Many of our members have also articulated the need to expand and enhance the impact of GloPID-R’s activities. Moving forward, it is my personal aspiration to strengthen and expand GloPID-R’s objectives to support the development of research preparedness activities, to coordinate members and key partners to facilitate rapid and aligned funding of research, and to reinforce GloPID-R’s visibility and capacity for influence. This will allow us to establish research priorities and actions in alignment with key partners, such as WHO, to prevent redundancies in resources, and most importantly, enable GloPID-R members to maximize synergy and build efficiency in the research on pandemic preparedness and response.

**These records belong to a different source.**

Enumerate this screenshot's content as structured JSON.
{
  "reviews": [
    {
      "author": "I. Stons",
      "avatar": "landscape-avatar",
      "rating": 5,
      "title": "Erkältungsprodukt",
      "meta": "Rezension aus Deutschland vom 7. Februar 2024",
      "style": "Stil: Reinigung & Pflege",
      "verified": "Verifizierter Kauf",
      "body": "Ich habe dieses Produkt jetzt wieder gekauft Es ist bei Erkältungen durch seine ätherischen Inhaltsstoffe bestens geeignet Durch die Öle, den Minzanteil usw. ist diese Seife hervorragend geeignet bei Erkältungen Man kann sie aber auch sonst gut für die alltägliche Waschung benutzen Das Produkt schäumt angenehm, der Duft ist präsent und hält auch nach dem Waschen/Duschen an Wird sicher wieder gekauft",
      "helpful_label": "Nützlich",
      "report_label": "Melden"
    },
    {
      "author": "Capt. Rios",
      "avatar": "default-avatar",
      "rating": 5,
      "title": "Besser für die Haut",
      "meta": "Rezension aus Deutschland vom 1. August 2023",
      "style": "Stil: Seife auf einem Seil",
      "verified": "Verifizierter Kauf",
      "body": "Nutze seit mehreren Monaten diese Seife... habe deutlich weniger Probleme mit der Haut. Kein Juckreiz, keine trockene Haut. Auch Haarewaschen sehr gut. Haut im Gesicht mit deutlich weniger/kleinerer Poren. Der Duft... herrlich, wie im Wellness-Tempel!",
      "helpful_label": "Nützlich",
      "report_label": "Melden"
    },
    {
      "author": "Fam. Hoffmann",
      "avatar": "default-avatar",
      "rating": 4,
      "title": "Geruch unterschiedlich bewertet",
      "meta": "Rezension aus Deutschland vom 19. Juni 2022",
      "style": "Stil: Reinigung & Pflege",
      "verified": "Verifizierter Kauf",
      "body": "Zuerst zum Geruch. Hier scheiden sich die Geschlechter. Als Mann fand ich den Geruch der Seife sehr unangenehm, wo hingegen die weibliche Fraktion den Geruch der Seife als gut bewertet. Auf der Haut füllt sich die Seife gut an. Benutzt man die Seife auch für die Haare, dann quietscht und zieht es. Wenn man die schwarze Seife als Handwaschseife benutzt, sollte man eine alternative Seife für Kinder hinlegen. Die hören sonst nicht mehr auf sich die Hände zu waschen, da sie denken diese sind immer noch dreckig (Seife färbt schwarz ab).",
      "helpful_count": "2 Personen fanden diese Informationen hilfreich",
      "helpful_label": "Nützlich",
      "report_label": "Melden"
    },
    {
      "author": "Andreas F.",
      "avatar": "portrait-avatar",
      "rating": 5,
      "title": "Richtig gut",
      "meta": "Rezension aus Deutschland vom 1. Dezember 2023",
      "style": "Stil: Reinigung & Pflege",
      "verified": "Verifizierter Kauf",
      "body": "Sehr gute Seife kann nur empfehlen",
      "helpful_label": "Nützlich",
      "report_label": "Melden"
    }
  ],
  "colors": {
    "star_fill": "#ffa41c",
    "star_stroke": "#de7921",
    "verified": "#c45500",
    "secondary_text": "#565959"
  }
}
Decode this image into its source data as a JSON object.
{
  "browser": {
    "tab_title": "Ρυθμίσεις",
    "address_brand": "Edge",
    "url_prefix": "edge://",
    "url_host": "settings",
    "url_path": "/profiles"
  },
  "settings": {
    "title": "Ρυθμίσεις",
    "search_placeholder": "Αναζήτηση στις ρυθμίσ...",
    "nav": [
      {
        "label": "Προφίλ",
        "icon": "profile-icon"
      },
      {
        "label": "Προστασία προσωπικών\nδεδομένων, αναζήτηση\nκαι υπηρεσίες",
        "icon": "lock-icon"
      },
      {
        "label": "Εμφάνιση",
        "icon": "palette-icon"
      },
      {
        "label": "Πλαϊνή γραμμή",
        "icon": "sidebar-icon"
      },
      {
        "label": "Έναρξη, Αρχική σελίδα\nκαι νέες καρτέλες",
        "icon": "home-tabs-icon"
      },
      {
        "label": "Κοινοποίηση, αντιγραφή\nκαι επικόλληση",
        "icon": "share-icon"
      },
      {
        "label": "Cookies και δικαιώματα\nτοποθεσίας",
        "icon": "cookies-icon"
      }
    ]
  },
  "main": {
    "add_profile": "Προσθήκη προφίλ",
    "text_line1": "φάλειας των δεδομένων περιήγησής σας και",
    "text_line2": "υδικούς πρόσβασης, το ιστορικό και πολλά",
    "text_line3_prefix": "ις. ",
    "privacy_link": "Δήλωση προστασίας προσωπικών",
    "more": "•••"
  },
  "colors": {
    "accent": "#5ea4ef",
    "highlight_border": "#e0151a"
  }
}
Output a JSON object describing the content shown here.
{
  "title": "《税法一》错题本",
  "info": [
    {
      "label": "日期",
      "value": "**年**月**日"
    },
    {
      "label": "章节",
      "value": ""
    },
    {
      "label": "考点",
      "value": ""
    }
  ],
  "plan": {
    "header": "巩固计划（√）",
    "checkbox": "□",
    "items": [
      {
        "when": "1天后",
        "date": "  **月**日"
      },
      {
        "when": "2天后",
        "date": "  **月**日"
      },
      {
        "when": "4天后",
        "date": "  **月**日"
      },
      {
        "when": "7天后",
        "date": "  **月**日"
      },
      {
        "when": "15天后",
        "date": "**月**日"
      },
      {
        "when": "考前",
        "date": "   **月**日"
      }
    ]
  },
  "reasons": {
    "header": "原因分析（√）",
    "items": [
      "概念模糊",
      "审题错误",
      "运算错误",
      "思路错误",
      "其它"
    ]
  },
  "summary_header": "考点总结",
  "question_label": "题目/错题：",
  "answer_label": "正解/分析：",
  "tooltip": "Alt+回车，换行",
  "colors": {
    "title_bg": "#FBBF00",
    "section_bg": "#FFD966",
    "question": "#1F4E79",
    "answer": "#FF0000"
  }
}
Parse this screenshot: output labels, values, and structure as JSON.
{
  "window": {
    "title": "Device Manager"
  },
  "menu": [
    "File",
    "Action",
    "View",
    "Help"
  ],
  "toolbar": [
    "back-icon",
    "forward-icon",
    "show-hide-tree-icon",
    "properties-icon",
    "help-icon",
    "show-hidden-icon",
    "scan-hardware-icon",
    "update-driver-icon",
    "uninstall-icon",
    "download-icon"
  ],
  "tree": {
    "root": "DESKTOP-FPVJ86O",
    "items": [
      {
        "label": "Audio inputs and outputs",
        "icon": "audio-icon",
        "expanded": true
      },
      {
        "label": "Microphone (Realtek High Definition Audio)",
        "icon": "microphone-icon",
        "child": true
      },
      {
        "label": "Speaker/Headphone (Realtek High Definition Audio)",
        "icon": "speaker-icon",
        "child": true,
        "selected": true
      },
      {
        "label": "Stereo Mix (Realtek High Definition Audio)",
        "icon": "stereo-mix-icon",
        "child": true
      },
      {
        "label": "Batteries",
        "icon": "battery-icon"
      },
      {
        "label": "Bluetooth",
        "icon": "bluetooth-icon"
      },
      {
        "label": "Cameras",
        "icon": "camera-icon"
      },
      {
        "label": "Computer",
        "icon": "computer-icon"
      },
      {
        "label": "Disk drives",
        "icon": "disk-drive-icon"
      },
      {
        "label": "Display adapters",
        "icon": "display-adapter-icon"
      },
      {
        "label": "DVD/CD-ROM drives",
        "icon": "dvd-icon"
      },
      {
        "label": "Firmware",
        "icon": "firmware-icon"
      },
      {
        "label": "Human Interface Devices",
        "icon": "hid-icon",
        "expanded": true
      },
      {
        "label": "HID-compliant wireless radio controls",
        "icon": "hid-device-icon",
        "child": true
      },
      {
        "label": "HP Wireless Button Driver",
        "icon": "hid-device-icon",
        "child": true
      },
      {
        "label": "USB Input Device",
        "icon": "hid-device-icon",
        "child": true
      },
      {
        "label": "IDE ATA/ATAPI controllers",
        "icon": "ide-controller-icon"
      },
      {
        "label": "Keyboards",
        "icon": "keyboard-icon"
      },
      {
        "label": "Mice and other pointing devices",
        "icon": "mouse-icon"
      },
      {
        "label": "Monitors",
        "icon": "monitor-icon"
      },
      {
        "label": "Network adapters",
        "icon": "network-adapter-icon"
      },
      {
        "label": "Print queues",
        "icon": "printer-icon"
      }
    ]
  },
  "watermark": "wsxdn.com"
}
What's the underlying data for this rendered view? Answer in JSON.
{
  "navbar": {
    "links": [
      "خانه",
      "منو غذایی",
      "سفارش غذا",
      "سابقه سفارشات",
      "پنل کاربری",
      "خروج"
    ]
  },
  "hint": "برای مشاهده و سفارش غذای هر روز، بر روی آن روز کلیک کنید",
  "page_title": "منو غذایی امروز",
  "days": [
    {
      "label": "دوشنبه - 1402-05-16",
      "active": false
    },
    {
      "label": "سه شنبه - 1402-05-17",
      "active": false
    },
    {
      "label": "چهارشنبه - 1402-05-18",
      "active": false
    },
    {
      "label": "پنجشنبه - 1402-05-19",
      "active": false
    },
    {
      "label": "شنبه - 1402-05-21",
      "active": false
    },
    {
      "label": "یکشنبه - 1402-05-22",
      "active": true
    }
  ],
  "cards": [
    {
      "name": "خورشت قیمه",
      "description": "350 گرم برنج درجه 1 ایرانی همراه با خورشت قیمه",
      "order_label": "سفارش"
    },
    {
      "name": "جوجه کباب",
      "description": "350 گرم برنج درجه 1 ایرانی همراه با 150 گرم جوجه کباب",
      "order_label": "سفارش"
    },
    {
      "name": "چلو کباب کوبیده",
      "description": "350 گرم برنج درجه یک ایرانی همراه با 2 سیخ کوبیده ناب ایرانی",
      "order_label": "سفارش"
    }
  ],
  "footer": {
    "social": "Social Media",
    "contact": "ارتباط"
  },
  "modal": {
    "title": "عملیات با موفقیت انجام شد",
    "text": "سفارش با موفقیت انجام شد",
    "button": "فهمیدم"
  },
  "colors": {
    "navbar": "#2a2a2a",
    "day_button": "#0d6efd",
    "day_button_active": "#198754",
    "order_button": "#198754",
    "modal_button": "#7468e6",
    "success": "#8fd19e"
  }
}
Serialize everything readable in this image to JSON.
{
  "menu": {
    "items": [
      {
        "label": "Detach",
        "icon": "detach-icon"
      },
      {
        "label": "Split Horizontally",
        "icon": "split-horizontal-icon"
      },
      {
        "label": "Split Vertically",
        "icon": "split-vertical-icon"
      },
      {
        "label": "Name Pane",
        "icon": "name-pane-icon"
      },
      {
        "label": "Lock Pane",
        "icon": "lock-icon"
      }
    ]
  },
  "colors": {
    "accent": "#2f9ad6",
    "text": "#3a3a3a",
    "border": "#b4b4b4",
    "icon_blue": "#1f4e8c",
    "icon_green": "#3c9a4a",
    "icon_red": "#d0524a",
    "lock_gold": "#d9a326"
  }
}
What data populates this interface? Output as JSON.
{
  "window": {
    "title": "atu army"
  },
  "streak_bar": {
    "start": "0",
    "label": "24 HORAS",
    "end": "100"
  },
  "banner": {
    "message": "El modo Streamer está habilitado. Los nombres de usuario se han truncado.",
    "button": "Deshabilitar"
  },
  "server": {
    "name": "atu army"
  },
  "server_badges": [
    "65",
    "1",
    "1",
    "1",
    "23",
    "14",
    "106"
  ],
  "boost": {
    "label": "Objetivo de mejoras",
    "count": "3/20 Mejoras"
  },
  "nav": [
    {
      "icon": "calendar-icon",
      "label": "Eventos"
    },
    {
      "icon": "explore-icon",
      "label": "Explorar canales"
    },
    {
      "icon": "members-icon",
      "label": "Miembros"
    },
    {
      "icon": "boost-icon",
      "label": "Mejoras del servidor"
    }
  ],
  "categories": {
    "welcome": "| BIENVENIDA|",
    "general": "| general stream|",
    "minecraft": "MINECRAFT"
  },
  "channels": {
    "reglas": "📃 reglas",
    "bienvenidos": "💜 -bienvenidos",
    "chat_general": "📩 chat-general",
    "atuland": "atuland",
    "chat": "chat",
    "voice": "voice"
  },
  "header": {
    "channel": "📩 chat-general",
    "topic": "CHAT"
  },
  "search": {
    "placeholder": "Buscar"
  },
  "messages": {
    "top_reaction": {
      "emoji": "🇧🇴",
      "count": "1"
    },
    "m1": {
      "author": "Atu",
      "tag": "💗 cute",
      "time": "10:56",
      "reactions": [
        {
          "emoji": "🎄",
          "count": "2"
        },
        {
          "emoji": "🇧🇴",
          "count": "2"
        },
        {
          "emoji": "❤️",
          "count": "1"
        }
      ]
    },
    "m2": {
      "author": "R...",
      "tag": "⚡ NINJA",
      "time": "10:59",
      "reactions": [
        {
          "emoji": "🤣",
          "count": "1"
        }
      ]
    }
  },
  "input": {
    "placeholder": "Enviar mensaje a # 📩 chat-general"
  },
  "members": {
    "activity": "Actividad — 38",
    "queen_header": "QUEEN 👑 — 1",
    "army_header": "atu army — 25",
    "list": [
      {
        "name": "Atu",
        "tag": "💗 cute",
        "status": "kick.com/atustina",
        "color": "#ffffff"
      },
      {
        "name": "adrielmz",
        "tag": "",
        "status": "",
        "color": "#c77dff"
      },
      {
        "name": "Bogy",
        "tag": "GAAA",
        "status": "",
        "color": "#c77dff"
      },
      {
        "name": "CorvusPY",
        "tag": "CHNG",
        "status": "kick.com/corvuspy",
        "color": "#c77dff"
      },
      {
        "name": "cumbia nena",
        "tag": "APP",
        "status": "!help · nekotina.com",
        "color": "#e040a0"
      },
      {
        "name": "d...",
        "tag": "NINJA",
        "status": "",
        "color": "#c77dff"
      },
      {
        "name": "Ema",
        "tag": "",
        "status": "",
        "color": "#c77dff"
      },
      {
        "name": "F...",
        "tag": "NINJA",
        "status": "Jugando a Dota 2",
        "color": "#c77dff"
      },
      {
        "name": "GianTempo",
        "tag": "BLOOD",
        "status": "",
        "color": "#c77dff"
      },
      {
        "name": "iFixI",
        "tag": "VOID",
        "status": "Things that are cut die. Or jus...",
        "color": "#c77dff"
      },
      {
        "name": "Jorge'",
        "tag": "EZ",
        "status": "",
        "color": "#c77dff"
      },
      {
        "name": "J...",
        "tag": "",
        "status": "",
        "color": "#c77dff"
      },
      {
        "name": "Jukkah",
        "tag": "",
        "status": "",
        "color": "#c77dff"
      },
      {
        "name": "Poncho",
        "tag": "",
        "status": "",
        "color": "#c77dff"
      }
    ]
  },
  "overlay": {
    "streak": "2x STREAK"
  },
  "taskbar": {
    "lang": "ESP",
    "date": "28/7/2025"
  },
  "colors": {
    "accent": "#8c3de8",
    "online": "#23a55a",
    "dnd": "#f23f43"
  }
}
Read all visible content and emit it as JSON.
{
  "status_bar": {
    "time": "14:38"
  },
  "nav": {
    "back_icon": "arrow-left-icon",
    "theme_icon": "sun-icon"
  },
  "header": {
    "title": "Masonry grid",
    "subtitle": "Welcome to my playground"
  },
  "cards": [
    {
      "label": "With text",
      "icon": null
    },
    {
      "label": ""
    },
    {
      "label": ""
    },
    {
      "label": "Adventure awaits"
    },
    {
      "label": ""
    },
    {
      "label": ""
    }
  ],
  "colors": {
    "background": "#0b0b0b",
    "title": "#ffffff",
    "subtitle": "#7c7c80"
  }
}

Research requires time, effort and resources to plan, build capacity and implement, and a key priority of GloPID-R is to act as a conduit for members to exchange information and communicate with key stakeholders. As such, we will continue to work closely with our members and key partners, including WHO and CEPI, to identify evolving research priorities, gaps and needs for researchers and funders. Furthermore, we have extended our engagement activities to regularly organize knowledge mobilization events such as virtual forums to engage multiple stakeholders and connect researchers with patients, policy makers, regulators, industry partners. We have been making a concentrated effort to promote the work being carried out by GloPID-R and its members and partners by regularly communicating articles in high impact journals and sharing these with our network.
This past year has also highlighted that we need to reflect, learn lessons and make a more concerted effort to improve global research funding coordination. The ongoing pandemic has highlighted again and again the extensive health disparities which exist in health research and the impact these inequities have on the health outcomes of millions around the world. Our global preparedness and response to new or re-emerging threats must inclusively engage everyone. As such, GloPID-R is committed to expanding our membership in LMICs and ensuring that low-resource countries can partner and benefit from research opportunities in an equitable manner. To that end, we will continue to build partnerships such as COVID-Circle to expand and broaden our membership so that it better reflects inclusion of the global community.
Finally, I would like to highlight that GloPID-R endeavors to help its members turn ideas into actions and strengthen their capacity for influence. We are fortunate to have four working groups with participation from active members focused on cross-cutting themes (clinical trials coordination, data sharing, social science forum, LMIC focus), that address common goals we want to accomplish as we move forward as global funders of research. We are always looking for more member participation, so please reach out to us to indicate your interest or if you have other issues of common interest that we should be working on.
I am optimistic that by continuing to forge and nurture relationships with existing and new members and partners, by directing investments towards emerging research priorities and by developing research infrastructure during peacetime, we will cultivate a stronger and united global research community that will not only see us through this pandemic but will ensure that we are better prepared for the next one.